  2. I think this was a great article that you wrote. Facing and accepting our own mortality is something everyone will have to do one day. Thank you for this great and enlightening post.

    ReplyDelete
  3. In the past I would browse Google by picture of dark brick teas, find taobao link and contact one of the eBay vendors to ask if they would list it. Grandnesstea were the best in this regard but since eBay crackdown on PayPal refunds to do with pandemic delays, they moved to aliexpress and there is no PayPal option. Anyways, I considered to support tea vendors by NOT claiming money back for heaps of tea I didn't get. Let someone else have it. Maybe it was their only way to taste my tea selection. Berylleb now songyi9 have own site and eBay and they listed previously very rare dark tea "qu Jiang bao pian", chawangshop lists different brand of same. It's from xinhua, different part of hunan rather than anhua. Another guy I used to buy has now his own site only buy-chinatea.com and he has "10 years aged mini anhua cakes", like huge jar of 300g of those single portions. Curiostea has Tibetan zangcha mini cakes and they sell 10g samples of most of their offers. Dragonteahouse became ridiculously overpriced. So i am waiting for someone to list a 墨君茯茶泾阳茯茶西安金花茯砖茶特级陕西特产官茶茯神200g礼盒装 it looks like a 200 g version of yunnansourcing mojun brick. I found it to be best mixing with gotu kola that I got from Thai teaside. Another vendor that offer samples is yunnancraft and they have dark tea section that has unique offers.

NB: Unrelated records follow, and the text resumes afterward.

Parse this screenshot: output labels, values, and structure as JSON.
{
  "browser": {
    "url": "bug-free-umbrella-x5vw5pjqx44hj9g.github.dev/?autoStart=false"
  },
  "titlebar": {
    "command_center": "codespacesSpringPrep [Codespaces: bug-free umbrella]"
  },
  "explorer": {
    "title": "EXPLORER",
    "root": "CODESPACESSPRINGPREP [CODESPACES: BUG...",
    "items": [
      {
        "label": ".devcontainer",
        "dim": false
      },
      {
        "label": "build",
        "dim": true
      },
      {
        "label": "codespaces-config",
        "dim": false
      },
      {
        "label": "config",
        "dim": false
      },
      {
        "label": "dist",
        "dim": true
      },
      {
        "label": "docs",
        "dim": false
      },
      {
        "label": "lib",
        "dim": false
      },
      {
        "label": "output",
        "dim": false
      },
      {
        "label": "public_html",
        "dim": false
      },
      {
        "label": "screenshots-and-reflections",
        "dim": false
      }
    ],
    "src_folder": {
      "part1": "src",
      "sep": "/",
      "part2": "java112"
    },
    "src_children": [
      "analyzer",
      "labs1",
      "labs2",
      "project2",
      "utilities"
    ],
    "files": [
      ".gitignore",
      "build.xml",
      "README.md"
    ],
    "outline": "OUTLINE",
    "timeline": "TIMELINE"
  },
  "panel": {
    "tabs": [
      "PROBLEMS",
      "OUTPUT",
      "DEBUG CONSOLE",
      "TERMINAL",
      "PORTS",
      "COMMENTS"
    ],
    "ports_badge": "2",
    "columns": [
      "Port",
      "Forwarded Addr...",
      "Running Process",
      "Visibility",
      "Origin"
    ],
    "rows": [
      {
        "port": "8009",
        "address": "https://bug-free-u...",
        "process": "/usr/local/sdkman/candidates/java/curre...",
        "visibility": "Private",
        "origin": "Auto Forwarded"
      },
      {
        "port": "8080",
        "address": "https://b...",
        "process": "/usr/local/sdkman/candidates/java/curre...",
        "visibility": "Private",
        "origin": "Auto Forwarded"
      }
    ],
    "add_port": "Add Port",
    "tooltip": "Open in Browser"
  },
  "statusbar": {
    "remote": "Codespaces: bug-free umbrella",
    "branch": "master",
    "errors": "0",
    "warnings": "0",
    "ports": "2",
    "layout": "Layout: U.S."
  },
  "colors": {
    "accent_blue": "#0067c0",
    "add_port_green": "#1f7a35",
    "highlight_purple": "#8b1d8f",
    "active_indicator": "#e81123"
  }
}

    ReplyDelete
    Replies
    1. Thanks for the ideas. I haven’t looked at Dragon Tea House in years. But I don’t think most buyers want to lose their money even if it is a shipping issue. Unfortunately refunds or re-ships are a cost of doing business these days. Yunnan Sourcing has done a large bulk buy of those Mojun Fu-cha bricks with over 1000 of them in stock, so a shipping snafu can be re-shipped. The bricks are very clean, made in a new, modern factory and a good choice if one can afford the shipping.

      Delete